A native of San Francisco, he graduated from Art Center Collage of Design in 1969 and began a successful illustration career in Los Angeles. The subject matter varied from automobiles to action scenes to romantic book covers. A steady flow of work from New York clients enabled Jim and his wife to move to Seattle in 1978, where he began to fulfill his dream of specializing in aviation and military art. His clients have included Boeing, Bell Helicopter, Federal Express, Allison, Flying Tigers and the Indianapolis 500, the National Guard and several U.S. Army associations.

Jim's originals are found in many private collections and museums, including the Smithsonian National Air and Space Museum, San Diego Air Museum, the Navel Air Museum in Pensacola, Florida and the Aero Replica Fighter Museum, Lake Guntersville, Alabama.

The EAA presented Jim with the title of Master Artist after he won Best of Show in three successful years in the EAA Aviation Art Show. He was awarded the People's Choice Award by his peers at the American Society of Aviation Artists Forum, and received Best of Show in the Franklin Mint Artist Show, Best in Show and three Best of Era awards at the first San Antonio Military Art Show. In 1992, Jim was inducted as a charter member of the World War I Aviation Historical Hall of Fame at Aerodrome '92. He is an Artist Fellow of the American Society of Aviation Artist, and a member of the Automotive Fine Artist of American. Jim is frequently asked to contribute articles to aviation and military history publications.

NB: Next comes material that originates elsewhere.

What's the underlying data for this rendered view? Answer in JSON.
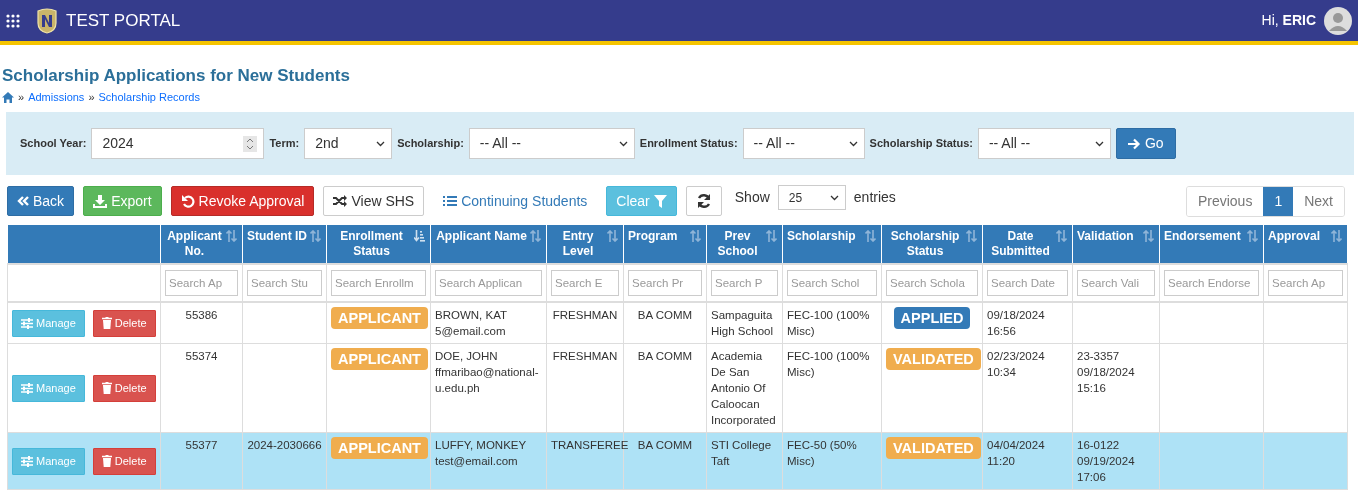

Jim lives with his wife, Patti, son Ian and his 1969 Morgan sports car. his studio resembles a World War I aviator's bar, filled with flying memorabilia, an old wooden prop and model airplanes (which he builds in his spare time).